• Entries supplied:
---*---

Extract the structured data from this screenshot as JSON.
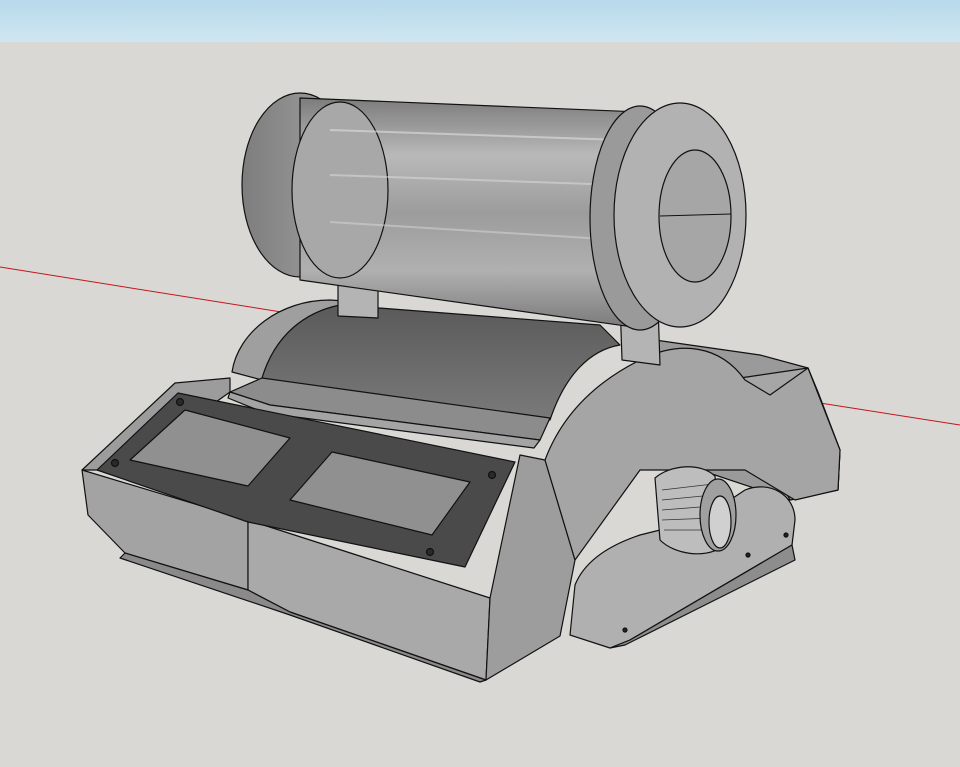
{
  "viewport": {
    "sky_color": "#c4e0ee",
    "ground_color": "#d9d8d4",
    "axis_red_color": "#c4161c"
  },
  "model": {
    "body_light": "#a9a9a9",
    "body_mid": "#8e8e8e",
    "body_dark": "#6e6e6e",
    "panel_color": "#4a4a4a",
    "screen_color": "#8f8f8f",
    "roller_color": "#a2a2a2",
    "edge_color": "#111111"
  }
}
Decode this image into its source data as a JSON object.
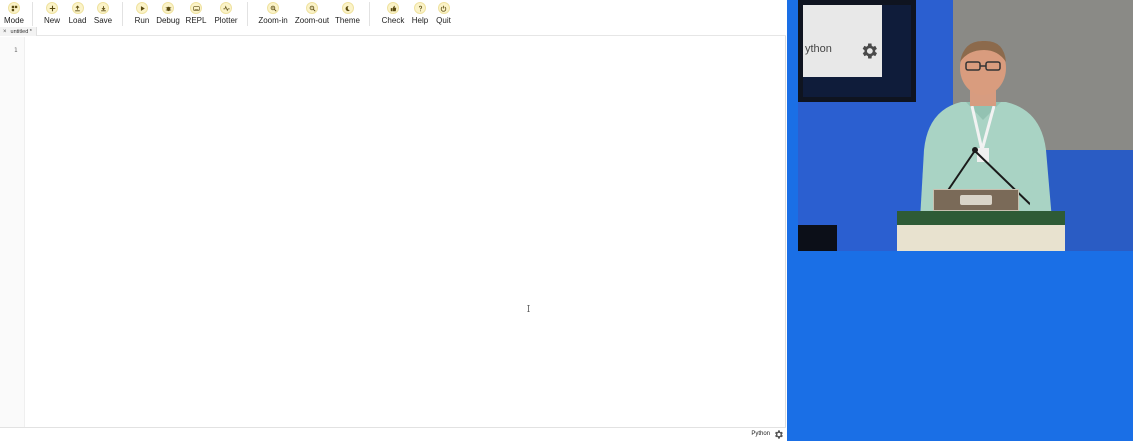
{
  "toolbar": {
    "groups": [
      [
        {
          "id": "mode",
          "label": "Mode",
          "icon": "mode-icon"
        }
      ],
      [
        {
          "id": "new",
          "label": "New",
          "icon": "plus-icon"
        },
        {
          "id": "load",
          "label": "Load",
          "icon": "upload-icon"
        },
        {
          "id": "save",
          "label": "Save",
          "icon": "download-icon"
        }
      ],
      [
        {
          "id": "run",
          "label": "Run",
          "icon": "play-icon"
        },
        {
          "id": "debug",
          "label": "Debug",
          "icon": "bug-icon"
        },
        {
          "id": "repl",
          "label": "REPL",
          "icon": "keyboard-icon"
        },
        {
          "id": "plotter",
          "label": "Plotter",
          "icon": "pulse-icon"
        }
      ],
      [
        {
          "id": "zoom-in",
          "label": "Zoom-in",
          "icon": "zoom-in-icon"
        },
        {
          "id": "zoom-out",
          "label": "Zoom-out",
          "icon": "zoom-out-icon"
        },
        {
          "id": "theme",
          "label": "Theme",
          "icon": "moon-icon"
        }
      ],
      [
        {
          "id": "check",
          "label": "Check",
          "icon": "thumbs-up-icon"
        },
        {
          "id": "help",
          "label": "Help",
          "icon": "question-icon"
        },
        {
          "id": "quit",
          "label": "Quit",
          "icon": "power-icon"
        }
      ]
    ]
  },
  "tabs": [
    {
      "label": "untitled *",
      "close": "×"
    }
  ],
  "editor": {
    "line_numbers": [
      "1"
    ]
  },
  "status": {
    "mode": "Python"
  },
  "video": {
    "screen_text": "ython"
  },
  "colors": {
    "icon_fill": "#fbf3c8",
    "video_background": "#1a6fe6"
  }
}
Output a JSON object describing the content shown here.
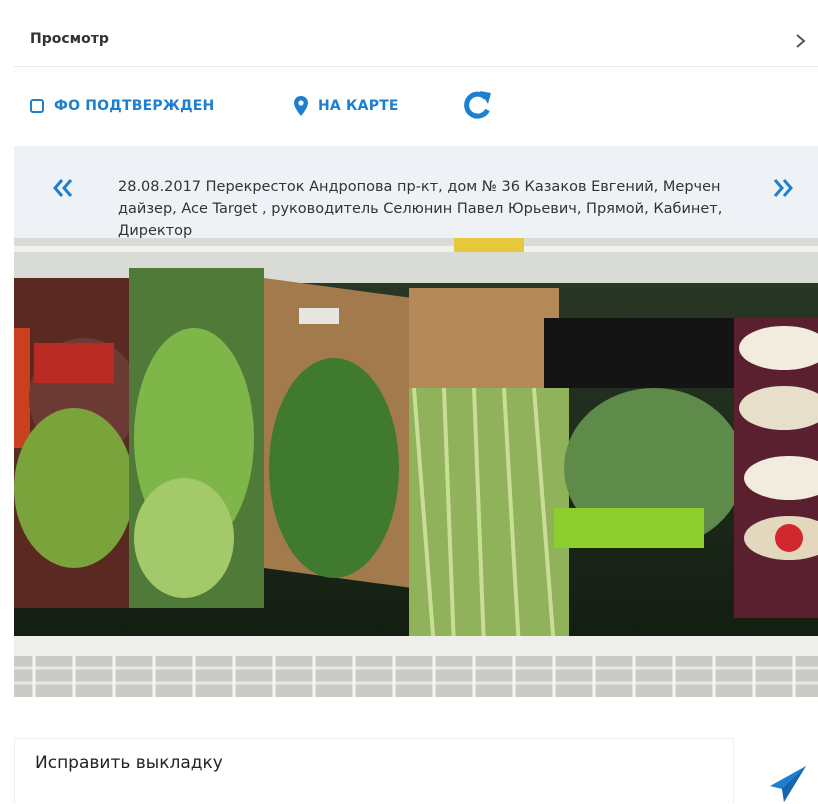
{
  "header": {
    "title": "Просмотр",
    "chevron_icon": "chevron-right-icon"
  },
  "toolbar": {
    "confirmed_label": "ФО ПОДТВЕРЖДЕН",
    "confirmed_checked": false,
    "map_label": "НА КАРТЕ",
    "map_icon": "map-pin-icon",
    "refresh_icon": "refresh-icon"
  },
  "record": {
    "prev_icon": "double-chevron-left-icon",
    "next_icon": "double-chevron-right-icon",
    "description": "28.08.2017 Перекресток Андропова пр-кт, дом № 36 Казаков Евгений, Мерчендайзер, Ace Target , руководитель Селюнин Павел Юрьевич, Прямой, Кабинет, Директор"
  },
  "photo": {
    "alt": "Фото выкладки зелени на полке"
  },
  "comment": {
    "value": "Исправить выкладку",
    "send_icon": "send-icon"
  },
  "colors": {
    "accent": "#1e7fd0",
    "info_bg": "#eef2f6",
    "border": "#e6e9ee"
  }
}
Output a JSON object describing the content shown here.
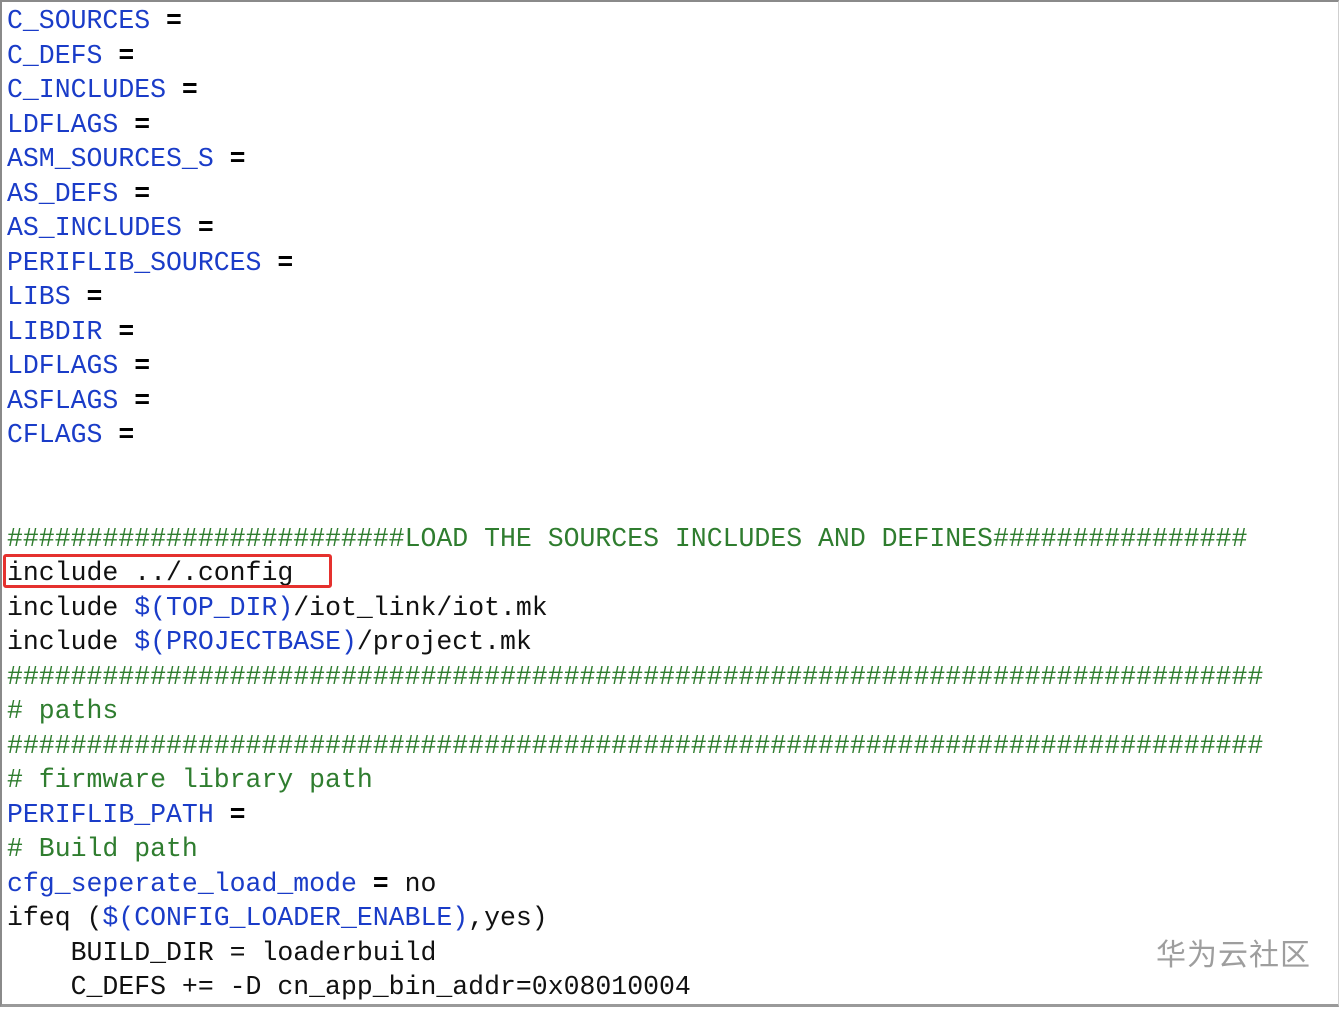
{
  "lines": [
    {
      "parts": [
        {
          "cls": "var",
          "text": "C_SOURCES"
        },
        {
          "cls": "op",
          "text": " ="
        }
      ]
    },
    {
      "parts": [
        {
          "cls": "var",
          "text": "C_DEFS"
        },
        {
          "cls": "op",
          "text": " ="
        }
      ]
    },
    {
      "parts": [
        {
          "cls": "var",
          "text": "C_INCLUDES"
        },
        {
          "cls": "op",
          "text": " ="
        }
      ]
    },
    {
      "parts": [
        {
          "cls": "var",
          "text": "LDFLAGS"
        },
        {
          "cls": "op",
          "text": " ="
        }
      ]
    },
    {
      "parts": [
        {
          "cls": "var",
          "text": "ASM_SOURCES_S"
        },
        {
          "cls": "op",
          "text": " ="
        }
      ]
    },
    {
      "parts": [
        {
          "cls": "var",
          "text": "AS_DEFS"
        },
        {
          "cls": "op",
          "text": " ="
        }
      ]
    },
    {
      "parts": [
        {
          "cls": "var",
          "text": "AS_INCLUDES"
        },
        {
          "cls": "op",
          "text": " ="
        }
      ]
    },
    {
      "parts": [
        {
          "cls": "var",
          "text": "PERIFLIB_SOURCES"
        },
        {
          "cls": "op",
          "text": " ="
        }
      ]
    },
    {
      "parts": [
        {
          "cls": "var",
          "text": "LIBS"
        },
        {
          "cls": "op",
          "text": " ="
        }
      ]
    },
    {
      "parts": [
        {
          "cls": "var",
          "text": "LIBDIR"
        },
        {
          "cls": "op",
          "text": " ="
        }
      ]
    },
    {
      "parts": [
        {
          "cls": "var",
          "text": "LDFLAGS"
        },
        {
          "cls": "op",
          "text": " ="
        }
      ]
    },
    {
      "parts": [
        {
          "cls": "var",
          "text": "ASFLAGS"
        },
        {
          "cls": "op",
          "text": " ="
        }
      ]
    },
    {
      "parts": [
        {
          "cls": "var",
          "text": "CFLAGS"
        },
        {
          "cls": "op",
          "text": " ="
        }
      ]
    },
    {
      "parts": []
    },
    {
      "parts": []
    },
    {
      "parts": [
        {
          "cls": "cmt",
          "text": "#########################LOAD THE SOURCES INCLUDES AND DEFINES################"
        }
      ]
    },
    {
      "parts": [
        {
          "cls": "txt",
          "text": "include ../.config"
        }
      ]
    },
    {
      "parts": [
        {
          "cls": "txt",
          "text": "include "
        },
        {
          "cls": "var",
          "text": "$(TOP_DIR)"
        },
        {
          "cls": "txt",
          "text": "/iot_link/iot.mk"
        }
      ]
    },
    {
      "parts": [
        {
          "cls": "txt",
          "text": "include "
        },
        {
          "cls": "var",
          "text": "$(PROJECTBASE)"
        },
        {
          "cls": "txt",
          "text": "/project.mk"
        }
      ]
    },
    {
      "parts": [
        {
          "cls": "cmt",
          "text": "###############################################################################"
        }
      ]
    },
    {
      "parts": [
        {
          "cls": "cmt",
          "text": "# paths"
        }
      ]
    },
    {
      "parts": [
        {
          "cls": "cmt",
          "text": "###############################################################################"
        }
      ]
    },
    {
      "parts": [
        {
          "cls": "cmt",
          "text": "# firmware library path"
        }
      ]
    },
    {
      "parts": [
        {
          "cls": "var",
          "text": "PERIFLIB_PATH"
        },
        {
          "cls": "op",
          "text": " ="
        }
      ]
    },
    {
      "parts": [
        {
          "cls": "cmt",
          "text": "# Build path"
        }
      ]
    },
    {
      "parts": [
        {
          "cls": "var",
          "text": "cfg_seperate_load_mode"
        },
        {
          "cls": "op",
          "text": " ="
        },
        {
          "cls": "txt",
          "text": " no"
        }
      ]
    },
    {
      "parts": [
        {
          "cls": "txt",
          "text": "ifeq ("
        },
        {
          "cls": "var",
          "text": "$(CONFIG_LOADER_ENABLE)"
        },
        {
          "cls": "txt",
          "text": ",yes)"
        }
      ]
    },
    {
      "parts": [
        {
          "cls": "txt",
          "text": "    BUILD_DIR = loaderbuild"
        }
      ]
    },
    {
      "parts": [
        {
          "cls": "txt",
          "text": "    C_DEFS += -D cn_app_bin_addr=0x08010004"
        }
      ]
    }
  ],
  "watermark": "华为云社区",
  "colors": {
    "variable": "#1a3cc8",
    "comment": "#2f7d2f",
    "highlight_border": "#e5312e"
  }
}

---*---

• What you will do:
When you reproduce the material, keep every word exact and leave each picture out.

• Written response:
Extract the structured data from this screenshot as JSON.
{
  "viewport": {
    "sky_color": "#c4e0ee",
    "ground_color": "#d9d8d4",
    "axis_red_color": "#c4161c"
  },
  "model": {
    "body_light": "#a9a9a9",
    "body_mid": "#8e8e8e",
    "body_dark": "#6e6e6e",
    "panel_color": "#4a4a4a",
    "screen_color": "#8f8f8f",
    "roller_color": "#a2a2a2",
    "edge_color": "#111111"
  }
}
Decode this image into its source data as a JSON object.
{
  "toolbar": {
    "groups": [
      [
        {
          "id": "mode",
          "label": "Mode",
          "icon": "mode-icon"
        }
      ],
      [
        {
          "id": "new",
          "label": "New",
          "icon": "plus-icon"
        },
        {
          "id": "load",
          "label": "Load",
          "icon": "upload-icon"
        },
        {
          "id": "save",
          "label": "Save",
          "icon": "download-icon"
        }
      ],
      [
        {
          "id": "run",
          "label": "Run",
          "icon": "play-icon"
        },
        {
          "id": "debug",
          "label": "Debug",
          "icon": "bug-icon"
        },
        {
          "id": "repl",
          "label": "REPL",
          "icon": "keyboard-icon"
        },
        {
          "id": "plotter",
          "label": "Plotter",
          "icon": "pulse-icon"
        }
      ],
      [
        {
          "id": "zoom-in",
          "label": "Zoom-in",
          "icon": "zoom-in-icon"
        },
        {
          "id": "zoom-out",
          "label": "Zoom-out",
          "icon": "zoom-out-icon"
        },
        {
          "id": "theme",
          "label": "Theme",
          "icon": "moon-icon"
        }
      ],
      [
        {
          "id": "check",
          "label": "Check",
          "icon": "thumbs-up-icon"
        },
        {
          "id": "help",
          "label": "Help",
          "icon": "question-icon"
        },
        {
          "id": "quit",
          "label": "Quit",
          "icon": "power-icon"
        }
      ]
    ]
  },
  "tabs": [
    {
      "label": "untitled *",
      "close": "×"
    }
  ],
  "editor": {
    "line_numbers": [
      "1"
    ]
  },
  "status": {
    "mode": "Python"
  },
  "video": {
    "screen_text": "ython"
  },
  "colors": {
    "icon_fill": "#fbf3c8",
    "video_background": "#1a6fe6"
  }
}
Output a JSON object describing the content shown here.
{
  "header": {
    "title": "Просмотр",
    "chevron_icon": "chevron-right-icon"
  },
  "toolbar": {
    "confirmed_label": "ФО ПОДТВЕРЖДЕН",
    "confirmed_checked": false,
    "map_label": "НА КАРТЕ",
    "map_icon": "map-pin-icon",
    "refresh_icon": "refresh-icon"
  },
  "record": {
    "prev_icon": "double-chevron-left-icon",
    "next_icon": "double-chevron-right-icon",
    "description": "28.08.2017 Перекресток Андропова пр-кт, дом № 36 Казаков Евгений, Мерчендайзер, Ace Target , руководитель Селюнин Павел Юрьевич, Прямой, Кабинет, Директор"
  },
  "photo": {
    "alt": "Фото выкладки зелени на полке"
  },
  "comment": {
    "value": "Исправить выкладку",
    "send_icon": "send-icon"
  },
  "colors": {
    "accent": "#1e7fd0",
    "info_bg": "#eef2f6",
    "border": "#e6e9ee"
  }
}
Output a JSON object describing the content shown here.
{
  "lines": [
    {
      "parts": [
        {
          "cls": "var",
          "text": "C_SOURCES"
        },
        {
          "cls": "op",
          "text": " ="
        }
      ]
    },
    {
      "parts": [
        {
          "cls": "var",
          "text": "C_DEFS"
        },
        {
          "cls": "op",
          "text": " ="
        }
      ]
    },
    {
      "parts": [
        {
          "cls": "var",
          "text": "C_INCLUDES"
        },
        {
          "cls": "op",
          "text": " ="
        }
      ]
    },
    {
      "parts": [
        {
          "cls": "var",
          "text": "LDFLAGS"
        },
        {
          "cls": "op",
          "text": " ="
        }
      ]
    },
    {
      "parts": [
        {
          "cls": "var",
          "text": "ASM_SOURCES_S"
        },
        {
          "cls": "op",
          "text": " ="
        }
      ]
    },
    {
      "parts": [
        {
          "cls": "var",
          "text": "AS_DEFS"
        },
        {
          "cls": "op",
          "text": " ="
        }
      ]
    },
    {
      "parts": [
        {
          "cls": "var",
          "text": "AS_INCLUDES"
        },
        {
          "cls": "op",
          "text": " ="
        }
      ]
    },
    {
      "parts": [
        {
          "cls": "var",
          "text": "PERIFLIB_SOURCES"
        },
        {
          "cls": "op",
          "text": " ="
        }
      ]
    },
    {
      "parts": [
        {
          "cls": "var",
          "text": "LIBS"
        },
        {
          "cls": "op",
          "text": " ="
        }
      ]
    },
    {
      "parts": [
        {
          "cls": "var",
          "text": "LIBDIR"
        },
        {
          "cls": "op",
          "text": " ="
        }
      ]
    },
    {
      "parts": [
        {
          "cls": "var",
          "text": "LDFLAGS"
        },
        {
          "cls": "op",
          "text": " ="
        }
      ]
    },
    {
      "parts": [
        {
          "cls": "var",
          "text": "ASFLAGS"
        },
        {
          "cls": "op",
          "text": " ="
        }
      ]
    },
    {
      "parts": [
        {
          "cls": "var",
          "text": "CFLAGS"
        },
        {
          "cls": "op",
          "text": " ="
        }
      ]
    },
    {
      "parts": []
    },
    {
      "parts": []
    },
    {
      "parts": [
        {
          "cls": "cmt",
          "text": "#########################LOAD THE SOURCES INCLUDES AND DEFINES################"
        }
      ]
    },
    {
      "parts": [
        {
          "cls": "txt",
          "text": "include ../.config"
        }
      ]
    },
    {
      "parts": [
        {
          "cls": "txt",
          "text": "include "
        },
        {
          "cls": "var",
          "text": "$(TOP_DIR)"
        },
        {
          "cls": "txt",
          "text": "/iot_link/iot.mk"
        }
      ]
    },
    {
      "parts": [
        {
          "cls": "txt",
          "text": "include "
        },
        {
          "cls": "var",
          "text": "$(PROJECTBASE)"
        },
        {
          "cls": "txt",
          "text": "/project.mk"
        }
      ]
    },
    {
      "parts": [
        {
          "cls": "cmt",
          "text": "###############################################################################"
        }
      ]
    },
    {
      "parts": [
        {
          "cls": "cmt",
          "text": "# paths"
        }
      ]
    },
    {
      "parts": [
        {
          "cls": "cmt",
          "text": "###############################################################################"
        }
      ]
    },
    {
      "parts": [
        {
          "cls": "cmt",
          "text": "# firmware library path"
        }
      ]
    },
    {
      "parts": [
        {
          "cls": "var",
          "text": "PERIFLIB_PATH"
        },
        {
          "cls": "op",
          "text": " ="
        }
      ]
    },
    {
      "parts": [
        {
          "cls": "cmt",
          "text": "# Build path"
        }
      ]
    },
    {
      "parts": [
        {
          "cls": "var",
          "text": "cfg_seperate_load_mode"
        },
        {
          "cls": "op",
          "text": " ="
        },
        {
          "cls": "txt",
          "text": " no"
        }
      ]
    },
    {
      "parts": [
        {
          "cls": "txt",
          "text": "ifeq ("
        },
        {
          "cls": "var",
          "text": "$(CONFIG_LOADER_ENABLE)"
        },
        {
          "cls": "txt",
          "text": ",yes)"
        }
      ]
    },
    {
      "parts": [
        {
          "cls": "txt",
          "text": "    BUILD_DIR = loaderbuild"
        }
      ]
    },
    {
      "parts": [
        {
          "cls": "txt",
          "text": "    C_DEFS += -D cn_app_bin_addr=0x08010004"
        }
      ]
    }
  ],
  "watermark": "华为云社区",
  "colors": {
    "variable": "#1a3cc8",
    "comment": "#2f7d2f",
    "highlight_border": "#e5312e"
  }
}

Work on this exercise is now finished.